### Material shown

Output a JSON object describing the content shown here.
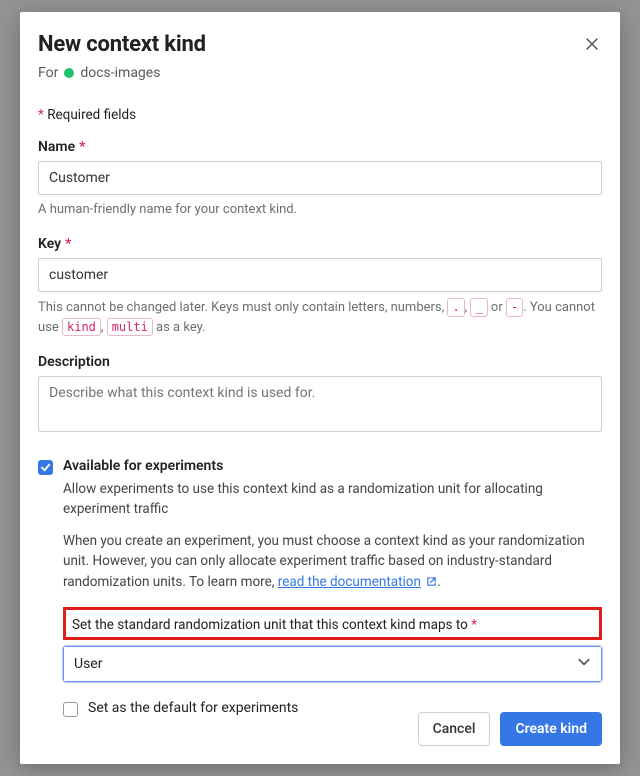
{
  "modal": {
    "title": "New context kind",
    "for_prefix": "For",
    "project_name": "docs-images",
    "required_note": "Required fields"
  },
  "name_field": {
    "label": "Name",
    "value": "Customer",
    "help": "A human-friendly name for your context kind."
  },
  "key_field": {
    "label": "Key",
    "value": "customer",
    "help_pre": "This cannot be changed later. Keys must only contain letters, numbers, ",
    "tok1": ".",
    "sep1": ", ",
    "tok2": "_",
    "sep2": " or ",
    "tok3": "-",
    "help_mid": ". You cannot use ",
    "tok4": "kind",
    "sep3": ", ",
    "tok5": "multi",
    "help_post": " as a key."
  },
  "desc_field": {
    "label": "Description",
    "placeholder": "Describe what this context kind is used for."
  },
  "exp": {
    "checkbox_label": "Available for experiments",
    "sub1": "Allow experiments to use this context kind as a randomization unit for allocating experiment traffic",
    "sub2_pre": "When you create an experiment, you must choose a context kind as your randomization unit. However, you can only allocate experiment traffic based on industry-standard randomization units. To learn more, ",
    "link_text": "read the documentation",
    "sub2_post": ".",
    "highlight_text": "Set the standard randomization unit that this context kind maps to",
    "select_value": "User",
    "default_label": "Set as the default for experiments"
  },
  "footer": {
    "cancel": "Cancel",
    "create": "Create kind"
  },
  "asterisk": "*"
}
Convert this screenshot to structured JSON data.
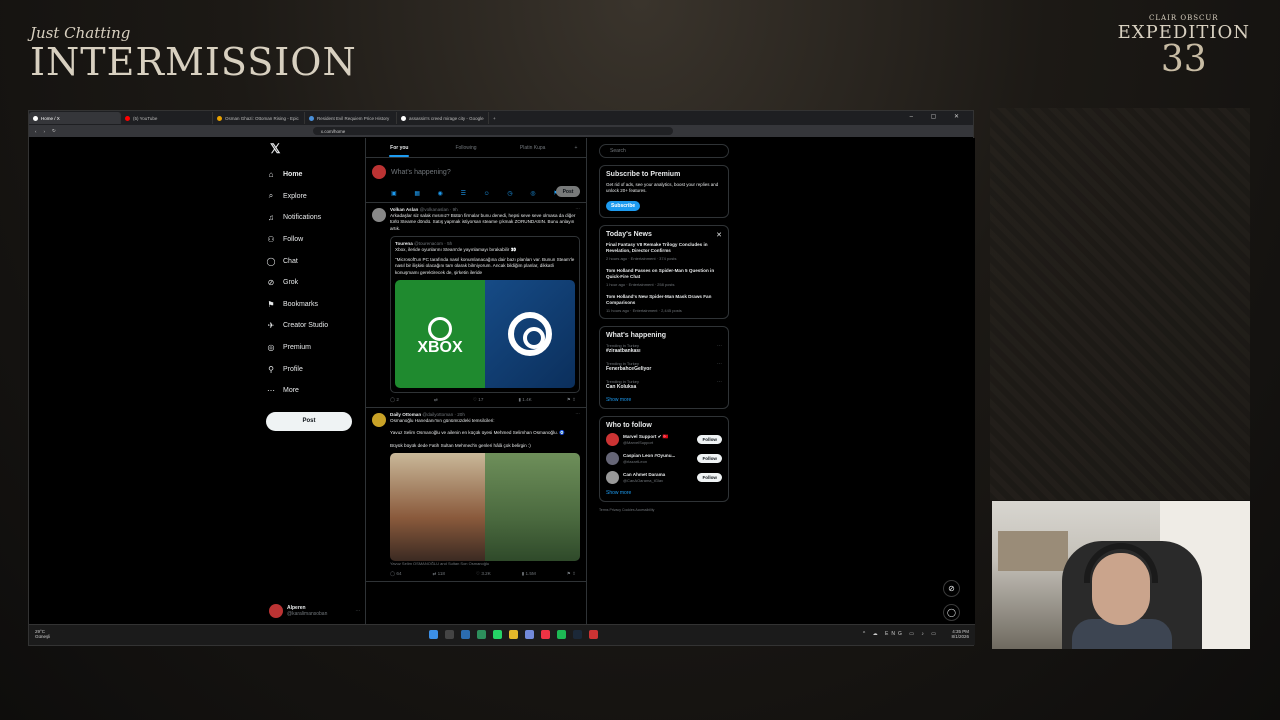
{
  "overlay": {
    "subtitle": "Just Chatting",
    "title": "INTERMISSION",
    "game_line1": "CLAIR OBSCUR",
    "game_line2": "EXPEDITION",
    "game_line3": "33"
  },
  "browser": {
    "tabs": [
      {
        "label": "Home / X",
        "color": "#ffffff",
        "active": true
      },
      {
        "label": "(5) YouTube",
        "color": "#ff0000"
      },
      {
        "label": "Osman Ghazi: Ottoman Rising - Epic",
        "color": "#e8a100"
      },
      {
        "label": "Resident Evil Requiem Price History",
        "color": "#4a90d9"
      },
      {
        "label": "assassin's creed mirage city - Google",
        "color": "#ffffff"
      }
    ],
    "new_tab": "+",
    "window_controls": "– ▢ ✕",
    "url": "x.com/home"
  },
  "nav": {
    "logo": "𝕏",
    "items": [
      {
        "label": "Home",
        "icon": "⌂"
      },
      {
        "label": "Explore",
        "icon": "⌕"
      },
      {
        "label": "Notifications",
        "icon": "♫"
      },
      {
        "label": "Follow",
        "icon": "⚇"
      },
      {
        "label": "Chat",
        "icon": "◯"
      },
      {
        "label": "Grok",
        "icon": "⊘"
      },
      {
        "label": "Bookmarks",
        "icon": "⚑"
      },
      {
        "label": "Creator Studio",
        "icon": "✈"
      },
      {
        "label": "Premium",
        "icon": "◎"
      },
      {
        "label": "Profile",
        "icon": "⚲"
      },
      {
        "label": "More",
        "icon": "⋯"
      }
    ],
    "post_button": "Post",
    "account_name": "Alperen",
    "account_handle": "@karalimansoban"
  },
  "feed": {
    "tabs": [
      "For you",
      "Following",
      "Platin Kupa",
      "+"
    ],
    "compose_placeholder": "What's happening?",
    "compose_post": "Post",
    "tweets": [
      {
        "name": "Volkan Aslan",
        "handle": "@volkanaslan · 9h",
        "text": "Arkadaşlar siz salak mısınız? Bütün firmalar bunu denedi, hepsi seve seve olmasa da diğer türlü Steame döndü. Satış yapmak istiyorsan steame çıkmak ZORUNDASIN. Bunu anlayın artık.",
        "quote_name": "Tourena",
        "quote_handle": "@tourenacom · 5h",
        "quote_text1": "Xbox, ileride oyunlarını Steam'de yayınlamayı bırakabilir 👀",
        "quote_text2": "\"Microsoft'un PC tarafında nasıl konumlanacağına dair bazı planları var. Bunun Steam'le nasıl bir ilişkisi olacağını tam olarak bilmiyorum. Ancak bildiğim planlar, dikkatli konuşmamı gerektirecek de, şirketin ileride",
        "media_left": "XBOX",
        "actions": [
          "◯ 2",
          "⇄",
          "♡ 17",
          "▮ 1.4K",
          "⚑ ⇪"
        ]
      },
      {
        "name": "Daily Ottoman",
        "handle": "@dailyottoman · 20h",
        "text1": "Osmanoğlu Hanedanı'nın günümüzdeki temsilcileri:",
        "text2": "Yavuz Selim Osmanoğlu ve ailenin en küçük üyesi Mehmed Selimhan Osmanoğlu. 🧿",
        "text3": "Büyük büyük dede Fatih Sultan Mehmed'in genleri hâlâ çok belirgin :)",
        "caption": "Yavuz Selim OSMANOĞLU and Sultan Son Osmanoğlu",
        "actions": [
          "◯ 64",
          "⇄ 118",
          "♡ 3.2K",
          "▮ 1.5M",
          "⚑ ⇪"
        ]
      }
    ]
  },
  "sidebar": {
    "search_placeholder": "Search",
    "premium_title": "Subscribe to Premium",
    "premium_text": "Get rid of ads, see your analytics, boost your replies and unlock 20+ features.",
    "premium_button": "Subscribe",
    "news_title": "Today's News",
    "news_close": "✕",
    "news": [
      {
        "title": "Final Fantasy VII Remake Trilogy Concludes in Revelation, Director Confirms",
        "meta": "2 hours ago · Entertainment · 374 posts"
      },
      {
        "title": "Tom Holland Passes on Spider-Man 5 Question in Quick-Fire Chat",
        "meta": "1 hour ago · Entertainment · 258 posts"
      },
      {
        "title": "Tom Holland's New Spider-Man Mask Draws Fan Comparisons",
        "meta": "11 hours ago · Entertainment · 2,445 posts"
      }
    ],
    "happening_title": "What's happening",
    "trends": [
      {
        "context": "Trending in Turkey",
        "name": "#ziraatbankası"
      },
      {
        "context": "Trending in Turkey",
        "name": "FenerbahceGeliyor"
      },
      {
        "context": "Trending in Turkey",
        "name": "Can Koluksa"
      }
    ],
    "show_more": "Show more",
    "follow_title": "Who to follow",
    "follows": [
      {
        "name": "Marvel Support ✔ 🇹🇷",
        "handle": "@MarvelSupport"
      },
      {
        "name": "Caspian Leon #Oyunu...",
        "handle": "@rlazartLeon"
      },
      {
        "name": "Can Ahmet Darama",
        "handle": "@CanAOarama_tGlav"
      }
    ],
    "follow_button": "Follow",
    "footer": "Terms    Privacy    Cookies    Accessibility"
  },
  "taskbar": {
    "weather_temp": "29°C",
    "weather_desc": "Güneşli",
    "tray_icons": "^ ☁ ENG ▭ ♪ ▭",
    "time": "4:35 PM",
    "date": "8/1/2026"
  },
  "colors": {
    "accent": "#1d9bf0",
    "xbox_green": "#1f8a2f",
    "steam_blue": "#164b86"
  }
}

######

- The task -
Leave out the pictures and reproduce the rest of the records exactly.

- Result -
Output a JSON object describing the content shown here.
{
  "modal": {
    "title": "New context kind",
    "for_prefix": "For",
    "project_name": "docs-images",
    "required_note": "Required fields"
  },
  "name_field": {
    "label": "Name",
    "value": "Customer",
    "help": "A human-friendly name for your context kind."
  },
  "key_field": {
    "label": "Key",
    "value": "customer",
    "help_pre": "This cannot be changed later. Keys must only contain letters, numbers, ",
    "tok1": ".",
    "sep1": ", ",
    "tok2": "_",
    "sep2": " or ",
    "tok3": "-",
    "help_mid": ". You cannot use ",
    "tok4": "kind",
    "sep3": ", ",
    "tok5": "multi",
    "help_post": " as a key."
  },
  "desc_field": {
    "label": "Description",
    "placeholder": "Describe what this context kind is used for."
  },
  "exp": {
    "checkbox_label": "Available for experiments",
    "sub1": "Allow experiments to use this context kind as a randomization unit for allocating experiment traffic",
    "sub2_pre": "When you create an experiment, you must choose a context kind as your randomization unit. However, you can only allocate experiment traffic based on industry-standard randomization units. To learn more, ",
    "link_text": "read the documentation",
    "sub2_post": ".",
    "highlight_text": "Set the standard randomization unit that this context kind maps to",
    "select_value": "User",
    "default_label": "Set as the default for experiments"
  },
  "footer": {
    "cancel": "Cancel",
    "create": "Create kind"
  },
  "asterisk": "*"
}
Convert this screenshot to structured JSON data.
{
  "overlay": {
    "subtitle": "Just Chatting",
    "title": "INTERMISSION",
    "game_line1": "CLAIR OBSCUR",
    "game_line2": "EXPEDITION",
    "game_line3": "33"
  },
  "browser": {
    "tabs": [
      {
        "label": "Home / X",
        "color": "#ffffff",
        "active": true
      },
      {
        "label": "(5) YouTube",
        "color": "#ff0000"
      },
      {
        "label": "Osman Ghazi: Ottoman Rising - Epic",
        "color": "#e8a100"
      },
      {
        "label": "Resident Evil Requiem Price History",
        "color": "#4a90d9"
      },
      {
        "label": "assassin's creed mirage city - Google",
        "color": "#ffffff"
      }
    ],
    "new_tab": "+",
    "window_controls": "– ▢ ✕",
    "url": "x.com/home"
  },
  "nav": {
    "logo": "𝕏",
    "items": [
      {
        "label": "Home",
        "icon": "⌂"
      },
      {
        "label": "Explore",
        "icon": "⌕"
      },
      {
        "label": "Notifications",
        "icon": "♫"
      },
      {
        "label": "Follow",
        "icon": "⚇"
      },
      {
        "label": "Chat",
        "icon": "◯"
      },
      {
        "label": "Grok",
        "icon": "⊘"
      },
      {
        "label": "Bookmarks",
        "icon": "⚑"
      },
      {
        "label": "Creator Studio",
        "icon": "✈"
      },
      {
        "label": "Premium",
        "icon": "◎"
      },
      {
        "label": "Profile",
        "icon": "⚲"
      },
      {
        "label": "More",
        "icon": "⋯"
      }
    ],
    "post_button": "Post",
    "account_name": "Alperen",
    "account_handle": "@karalimansoban"
  },
  "feed": {
    "tabs": [
      "For you",
      "Following",
      "Platin Kupa",
      "+"
    ],
    "compose_placeholder": "What's happening?",
    "compose_post": "Post",
    "tweets": [
      {
        "name": "Volkan Aslan",
        "handle": "@volkanaslan · 9h",
        "text": "Arkadaşlar siz salak mısınız? Bütün firmalar bunu denedi, hepsi seve seve olmasa da diğer türlü Steame döndü. Satış yapmak istiyorsan steame çıkmak ZORUNDASIN. Bunu anlayın artık.",
        "quote_name": "Tourena",
        "quote_handle": "@tourenacom · 5h",
        "quote_text1": "Xbox, ileride oyunlarını Steam'de yayınlamayı bırakabilir 👀",
        "quote_text2": "\"Microsoft'un PC tarafında nasıl konumlanacağına dair bazı planları var. Bunun Steam'le nasıl bir ilişkisi olacağını tam olarak bilmiyorum. Ancak bildiğim planlar, dikkatli konuşmamı gerektirecek de, şirketin ileride",
        "media_left": "XBOX",
        "actions": [
          "◯ 2",
          "⇄",
          "♡ 17",
          "▮ 1.4K",
          "⚑ ⇪"
        ]
      },
      {
        "name": "Daily Ottoman",
        "handle": "@dailyottoman · 20h",
        "text1": "Osmanoğlu Hanedanı'nın günümüzdeki temsilcileri:",
        "text2": "Yavuz Selim Osmanoğlu ve ailenin en küçük üyesi Mehmed Selimhan Osmanoğlu. 🧿",
        "text3": "Büyük büyük dede Fatih Sultan Mehmed'in genleri hâlâ çok belirgin :)",
        "caption": "Yavuz Selim OSMANOĞLU and Sultan Son Osmanoğlu",
        "actions": [
          "◯ 64",
          "⇄ 118",
          "♡ 3.2K",
          "▮ 1.5M",
          "⚑ ⇪"
        ]
      }
    ]
  },
  "sidebar": {
    "search_placeholder": "Search",
    "premium_title": "Subscribe to Premium",
    "premium_text": "Get rid of ads, see your analytics, boost your replies and unlock 20+ features.",
    "premium_button": "Subscribe",
    "news_title": "Today's News",
    "news_close": "✕",
    "news": [
      {
        "title": "Final Fantasy VII Remake Trilogy Concludes in Revelation, Director Confirms",
        "meta": "2 hours ago · Entertainment · 374 posts"
      },
      {
        "title": "Tom Holland Passes on Spider-Man 5 Question in Quick-Fire Chat",
        "meta": "1 hour ago · Entertainment · 258 posts"
      },
      {
        "title": "Tom Holland's New Spider-Man Mask Draws Fan Comparisons",
        "meta": "11 hours ago · Entertainment · 2,445 posts"
      }
    ],
    "happening_title": "What's happening",
    "trends": [
      {
        "context": "Trending in Turkey",
        "name": "#ziraatbankası"
      },
      {
        "context": "Trending in Turkey",
        "name": "FenerbahceGeliyor"
      },
      {
        "context": "Trending in Turkey",
        "name": "Can Koluksa"
      }
    ],
    "show_more": "Show more",
    "follow_title": "Who to follow",
    "follows": [
      {
        "name": "Marvel Support ✔ 🇹🇷",
        "handle": "@MarvelSupport"
      },
      {
        "name": "Caspian Leon #Oyunu...",
        "handle": "@rlazartLeon"
      },
      {
        "name": "Can Ahmet Darama",
        "handle": "@CanAOarama_tGlav"
      }
    ],
    "follow_button": "Follow",
    "footer": "Terms    Privacy    Cookies    Accessibility"
  },
  "taskbar": {
    "weather_temp": "29°C",
    "weather_desc": "Güneşli",
    "tray_icons": "^ ☁ ENG ▭ ♪ ▭",
    "time": "4:35 PM",
    "date": "8/1/2026"
  },
  "colors": {
    "accent": "#1d9bf0",
    "xbox_green": "#1f8a2f",
    "steam_blue": "#164b86"
  }
}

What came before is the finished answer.